WAMU 88.5 : Morning Edition

Filed Under:

House Passes Highway Funding Bill, Awaits Conference With Senate

Play associated audio

The U.S. House passed another short term extension to the funding for the nation's highway system this week, which is rankling Democrats in the region.

The new version of a bill to temporarily extend the nation's highway funding program also includes political sweeteners for the GOP, such as a provision to limit the federal government's ability to regulate toxic coal ash. Sen. Ben Cardin (D-Md.) says the two chambers need to stay focused on passing a long term highway bill. 

"We need it for predictable funding, so our local governments can commit to do the type of transportation programs that are necessary for our safety, that are necessary for our economic expansion, that are necessary for our communities," Cardin says.

Rep. Morgan Griffith (R-Va.) says he's hoping the new House-passed bill sets the stage for the two parties to reach consensus on a long term bill. 

"I mean there's always things that you can tweak and improve, but overall I think it's a good package and we can get something worked out that's longer term," Griffith says.

Both sides of the debate are now preparing to hammer out their differences on the highway extension in a conference between the two chambers, although it's still unclear when negotiations will begin."

NPR

Jack Davis, Cartoonist Who Helped Found 'Mad' Magazine, Dies

Money from a job illustrating a Coca-Cola training manual became a springboard for Jack Davis to move from Georgia to New York.
NPR

Cookie Dough Blues: How E. Coli Is Sneaking Into Our Forbidden Snack

Most people know not to eat raw cookie dough. But now it's serious: 46 people have now been sickened with E. coli-tainted flour.
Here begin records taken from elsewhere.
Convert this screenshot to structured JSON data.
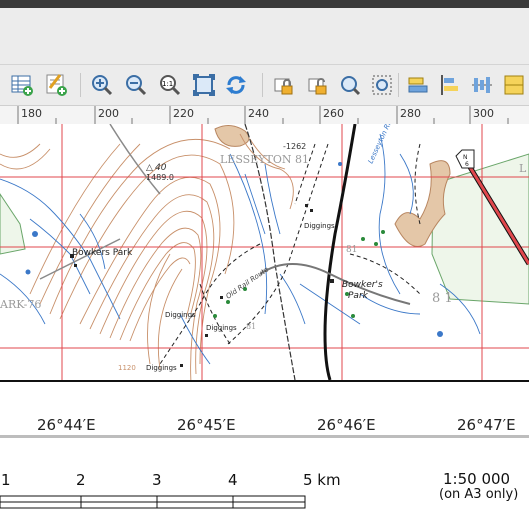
{
  "toolbar": {
    "icons": [
      "attribute-table-icon",
      "field-calculator-icon",
      "zoom-in-icon",
      "zoom-out-icon",
      "zoom-actual-icon",
      "zoom-full-icon",
      "refresh-icon",
      "lock-icon",
      "unlock-icon",
      "select-icon",
      "select-all-icon",
      "align-icon",
      "distribute-icon",
      "resize-icon",
      "more-icon"
    ]
  },
  "ruler": {
    "labels": [
      "180",
      "200",
      "220",
      "240",
      "260",
      "280",
      "300"
    ]
  },
  "map": {
    "labels": {
      "lesseyton": "LESSEYTON 81",
      "spot_height": "1489.0",
      "trig": "40",
      "bowkers_park_left": "Bowkers Park",
      "bowkers_park_right": "Bowker's",
      "park": "Park",
      "diggings_1": "Diggings",
      "diggings_2": "Diggings",
      "diggings_3": "Diggings",
      "diggings_4": "Diggings",
      "ark76": "ARK-76",
      "old_rail": "Old Rail Route",
      "height_1262": "-1262",
      "height_1120": "1120",
      "road_n6": "N\n6",
      "eighty_one": "8 1",
      "eighty_one_small": "81",
      "eighty_one_mid": "81",
      "lesseyton_river": "Lesseyton Ri",
      "l_edge": "L"
    }
  },
  "lower": {
    "longitudes": [
      "26°44′E",
      "26°45′E",
      "26°46′E",
      "26°47′E"
    ],
    "scale_numbers": [
      "1",
      "2",
      "3",
      "4",
      "5 km"
    ],
    "scale_ratio": "1:50 000",
    "scale_note": "(on A3 only)"
  },
  "colors": {
    "toolbar_bg": "#ececec",
    "grid_red": "#e0474c",
    "contour_brown": "#c8906a",
    "water_blue": "#3b78c8",
    "forest_green": "#6aa66a"
  }
}
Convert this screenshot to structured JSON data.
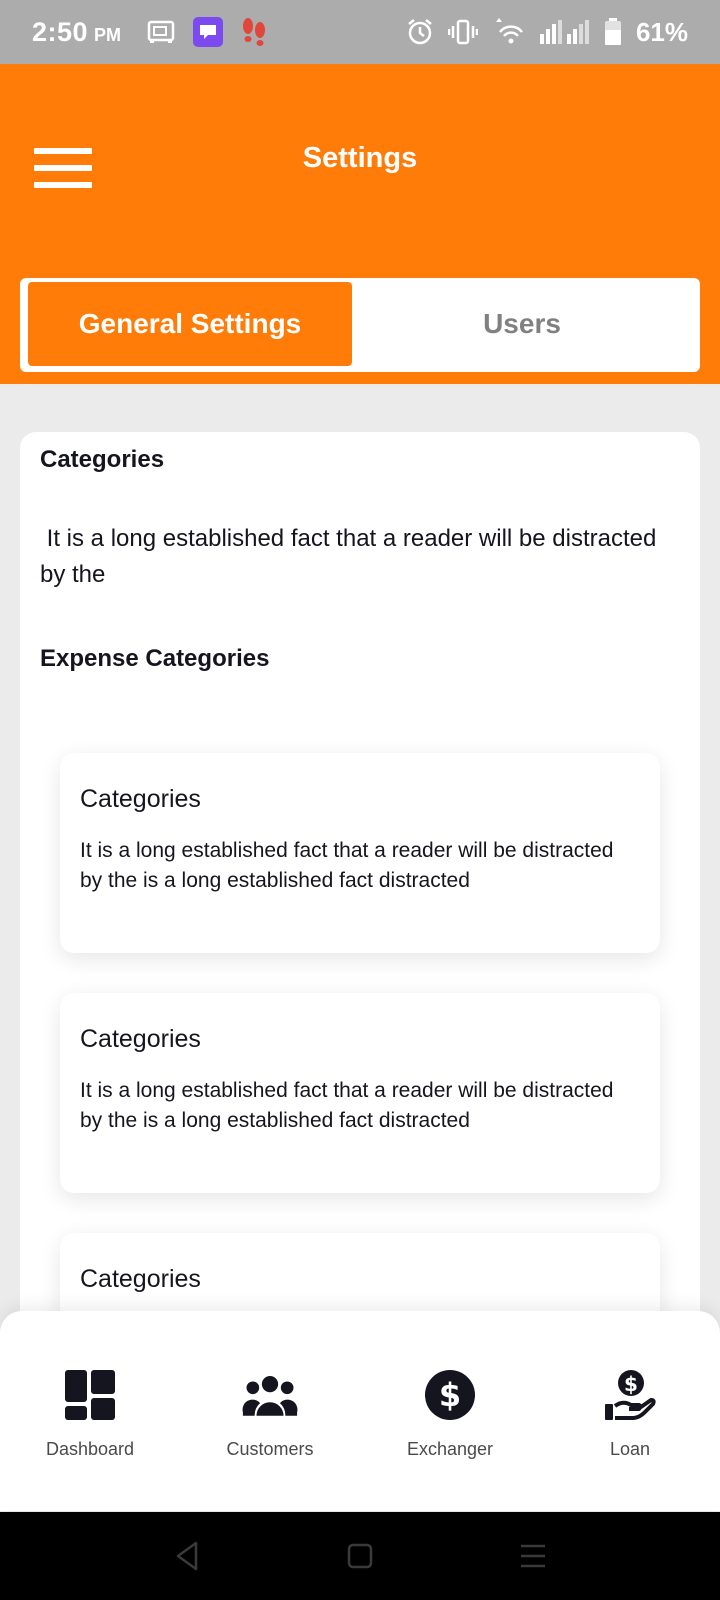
{
  "status_bar": {
    "time": "2:50",
    "ampm": "PM",
    "battery_percent": "61%",
    "left_icons": [
      "cash-register-icon",
      "chat-app-icon",
      "footsteps-icon"
    ],
    "right_icons": [
      "alarm-icon",
      "vibrate-icon",
      "wifi-icon",
      "signal-icon",
      "battery-icon"
    ]
  },
  "header": {
    "title": "Settings",
    "background_color": "#ff7c09"
  },
  "tabs": [
    {
      "label": "General Settings",
      "active": true
    },
    {
      "label": "Users",
      "active": false
    }
  ],
  "main": {
    "categories_heading": "Categories",
    "categories_desc": " It is a long established fact that a reader will be distracted by the",
    "expense_heading": "Expense Categories",
    "items": [
      {
        "title": "Categories",
        "desc": "It is a long established fact that a reader will be distracted by the is a long established fact distracted"
      },
      {
        "title": "Categories",
        "desc": "It is a long established fact that a reader will be distracted by the is a long established fact distracted"
      },
      {
        "title": "Categories",
        "desc": ""
      }
    ]
  },
  "bottom_nav": [
    {
      "label": "Dashboard",
      "icon": "dashboard-icon"
    },
    {
      "label": "Customers",
      "icon": "customers-icon"
    },
    {
      "label": "Exchanger",
      "icon": "dollar-coin-icon"
    },
    {
      "label": "Loan",
      "icon": "loan-hand-icon"
    }
  ],
  "system_nav": [
    "back-icon",
    "home-icon",
    "recents-icon"
  ]
}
Here's how contamination might be occurring.
WAMU 88.5

The Politics Hour – LIVE from Slim's Diner!

This special edition of the Politics Hour is coming to you live from Slim's Diner from Petworth in Northwest D.C.

NPR

Writing Data Onto Single Atoms, Scientists Store The Longest Text Yet

With atomic memory technology, little patterns of atoms can be arranged to represent English characters, fitting the content of more than a billion books onto the surface of a stamp.

Leave a Comment

Help keep the conversation civil. Please refer to our Terms of Use and Code of Conduct before posting your comments.